- [Given data]
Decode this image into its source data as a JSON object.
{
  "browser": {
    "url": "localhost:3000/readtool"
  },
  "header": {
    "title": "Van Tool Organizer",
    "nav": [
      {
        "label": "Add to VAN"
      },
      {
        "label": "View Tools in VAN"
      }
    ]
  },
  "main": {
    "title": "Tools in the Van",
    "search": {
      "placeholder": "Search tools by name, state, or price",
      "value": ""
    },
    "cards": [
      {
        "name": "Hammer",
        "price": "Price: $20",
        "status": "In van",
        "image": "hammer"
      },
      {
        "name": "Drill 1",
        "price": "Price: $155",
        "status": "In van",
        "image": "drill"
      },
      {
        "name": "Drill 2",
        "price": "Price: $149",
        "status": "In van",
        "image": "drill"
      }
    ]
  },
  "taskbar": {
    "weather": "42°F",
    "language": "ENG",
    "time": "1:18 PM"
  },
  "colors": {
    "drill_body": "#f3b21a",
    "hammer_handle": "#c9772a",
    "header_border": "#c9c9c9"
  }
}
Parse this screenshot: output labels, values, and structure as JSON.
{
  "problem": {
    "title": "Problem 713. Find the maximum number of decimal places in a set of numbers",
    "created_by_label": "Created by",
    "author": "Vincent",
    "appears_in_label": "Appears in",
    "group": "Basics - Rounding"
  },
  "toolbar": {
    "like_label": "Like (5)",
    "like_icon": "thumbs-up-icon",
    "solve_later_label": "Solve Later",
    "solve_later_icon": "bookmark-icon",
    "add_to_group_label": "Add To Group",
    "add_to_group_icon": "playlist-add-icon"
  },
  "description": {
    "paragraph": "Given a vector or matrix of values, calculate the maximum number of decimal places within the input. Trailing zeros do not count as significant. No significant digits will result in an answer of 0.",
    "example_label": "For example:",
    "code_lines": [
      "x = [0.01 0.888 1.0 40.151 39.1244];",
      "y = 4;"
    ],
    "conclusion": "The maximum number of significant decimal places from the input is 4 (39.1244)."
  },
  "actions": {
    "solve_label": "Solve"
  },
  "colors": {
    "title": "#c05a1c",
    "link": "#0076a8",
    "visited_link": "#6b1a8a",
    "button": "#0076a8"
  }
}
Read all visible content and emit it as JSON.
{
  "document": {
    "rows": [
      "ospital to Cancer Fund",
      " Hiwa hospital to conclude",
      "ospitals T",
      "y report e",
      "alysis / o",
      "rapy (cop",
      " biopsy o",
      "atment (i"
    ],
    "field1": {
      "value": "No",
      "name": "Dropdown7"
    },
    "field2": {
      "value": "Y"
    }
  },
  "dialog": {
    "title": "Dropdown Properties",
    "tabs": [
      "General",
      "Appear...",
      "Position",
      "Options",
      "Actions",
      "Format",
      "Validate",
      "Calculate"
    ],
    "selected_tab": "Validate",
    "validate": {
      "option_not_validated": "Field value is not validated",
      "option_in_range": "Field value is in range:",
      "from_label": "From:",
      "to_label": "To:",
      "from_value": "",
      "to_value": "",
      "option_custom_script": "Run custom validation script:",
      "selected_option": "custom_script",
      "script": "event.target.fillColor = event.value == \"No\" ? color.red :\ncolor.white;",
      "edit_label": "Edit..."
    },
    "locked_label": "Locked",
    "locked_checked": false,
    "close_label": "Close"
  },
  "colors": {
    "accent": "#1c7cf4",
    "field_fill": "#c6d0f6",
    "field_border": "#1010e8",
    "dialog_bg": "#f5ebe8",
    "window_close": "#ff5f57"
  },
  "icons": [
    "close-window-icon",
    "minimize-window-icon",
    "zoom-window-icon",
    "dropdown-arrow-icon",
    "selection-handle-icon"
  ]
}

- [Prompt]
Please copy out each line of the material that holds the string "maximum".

- [Completed exercise]
    "title": "Problem 713. Find the maximum number of decimal places in a set of numbers",
    "paragraph": "Given a vector or matrix of values, calculate the maximum number of decimal places within the input. Trailing zeros do not count as significant. No significant digits will result in an answer of 0.",
    "conclusion": "The maximum number of significant decimal places from the input is 4 (39.1244)."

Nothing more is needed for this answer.